(Bloomberg) -- South Africa’s economy shrank in the third quarter as logistics constraints and a chronic electricity shortage took their toll.

Gross domestic product contracted 0.7% year-on-year in the three months through September, compared with growth of 1.5% in the prior quarter, Statistics South Africa said in a report released in the capital, Pretoria, on Tuesday. The median estimate of 11 economists in a Bloomberg survey was for output to shrink 0.1% in the period.

The slump follows a 2.2% annual contraction in mining and a 3.2% slowdown in utilities over the three-month period. Agriculture shrank 19.9% from a year earlier, while construction contracted 2%.

Household spending, which has come under pressure from high living and borrowing costs, shrank 0.3% in the quarter.
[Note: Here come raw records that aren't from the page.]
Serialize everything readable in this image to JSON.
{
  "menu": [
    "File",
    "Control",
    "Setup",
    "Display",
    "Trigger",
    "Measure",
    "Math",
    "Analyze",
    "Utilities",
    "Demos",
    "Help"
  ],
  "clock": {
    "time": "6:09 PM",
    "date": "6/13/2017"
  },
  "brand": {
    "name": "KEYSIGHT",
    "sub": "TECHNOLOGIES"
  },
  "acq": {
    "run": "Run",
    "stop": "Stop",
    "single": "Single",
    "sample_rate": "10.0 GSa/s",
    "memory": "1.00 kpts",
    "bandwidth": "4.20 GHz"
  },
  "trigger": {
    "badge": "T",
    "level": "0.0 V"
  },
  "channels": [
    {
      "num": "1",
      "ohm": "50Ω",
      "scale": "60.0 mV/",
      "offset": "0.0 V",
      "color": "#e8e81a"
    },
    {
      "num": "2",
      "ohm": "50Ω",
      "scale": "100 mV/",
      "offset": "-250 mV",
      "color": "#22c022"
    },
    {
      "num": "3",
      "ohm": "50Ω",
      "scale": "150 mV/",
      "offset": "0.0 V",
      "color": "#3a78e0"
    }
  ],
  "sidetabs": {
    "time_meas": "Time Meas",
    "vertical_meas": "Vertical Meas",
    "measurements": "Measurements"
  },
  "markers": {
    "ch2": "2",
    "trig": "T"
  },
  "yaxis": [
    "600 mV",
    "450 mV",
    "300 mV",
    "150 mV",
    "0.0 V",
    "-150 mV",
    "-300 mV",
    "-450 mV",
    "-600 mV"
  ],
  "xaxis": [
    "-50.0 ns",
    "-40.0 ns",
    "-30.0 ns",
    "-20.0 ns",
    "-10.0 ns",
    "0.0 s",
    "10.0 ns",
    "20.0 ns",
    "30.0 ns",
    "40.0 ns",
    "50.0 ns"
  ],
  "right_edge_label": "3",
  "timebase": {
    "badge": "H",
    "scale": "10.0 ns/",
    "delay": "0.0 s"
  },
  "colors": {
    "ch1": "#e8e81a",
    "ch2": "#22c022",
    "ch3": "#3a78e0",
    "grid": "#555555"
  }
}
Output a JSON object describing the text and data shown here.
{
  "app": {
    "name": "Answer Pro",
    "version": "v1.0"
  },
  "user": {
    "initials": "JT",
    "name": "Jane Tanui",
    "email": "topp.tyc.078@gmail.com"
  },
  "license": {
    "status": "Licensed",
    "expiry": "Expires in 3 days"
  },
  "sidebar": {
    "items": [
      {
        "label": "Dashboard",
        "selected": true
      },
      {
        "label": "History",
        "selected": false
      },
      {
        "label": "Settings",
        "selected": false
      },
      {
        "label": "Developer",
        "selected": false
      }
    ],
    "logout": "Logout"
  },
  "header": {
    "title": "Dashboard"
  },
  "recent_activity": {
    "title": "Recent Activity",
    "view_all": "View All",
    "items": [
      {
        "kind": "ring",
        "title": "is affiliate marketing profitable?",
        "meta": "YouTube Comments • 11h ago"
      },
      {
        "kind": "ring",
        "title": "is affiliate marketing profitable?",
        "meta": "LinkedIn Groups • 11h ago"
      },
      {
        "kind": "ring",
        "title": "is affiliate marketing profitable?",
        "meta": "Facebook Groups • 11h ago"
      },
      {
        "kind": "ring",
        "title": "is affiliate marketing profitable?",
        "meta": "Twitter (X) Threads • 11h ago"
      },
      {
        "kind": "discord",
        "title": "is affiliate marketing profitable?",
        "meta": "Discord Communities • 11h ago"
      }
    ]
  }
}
The central bank has increased its benchmark rates by 475 basis points since November 2021 to a 14-year high of 8.25%.

The fall in household expenditure also comes amid pressure on money supply and credit extension, with the amount of money flowing into the economy and loans extended to consumers and private businesses posting their weakest growth in almost two years in October, according to central bank released last week.

In its latest Financial Stability Review, the bank also flagged stresses on lenders, which it said are beginning to take strain from the high interest rate environment, spurring more careful lending approaches.

Read More: Traders Revise South Africa Rate Cut Bets as Credit Growth Slows

For the nine months through September, GDP grew 0.3% compared with the previous year, an early indication that growth may underperform the 0.8% forecasts for the year from the National Treasury and the central bank. On a quarter-on-quarter basis, the economy contracted 0.2%, compared with analyst expectations for an unchanged print.

(Updates with additional data from third paragraph)

©2023 Bloomberg L.P.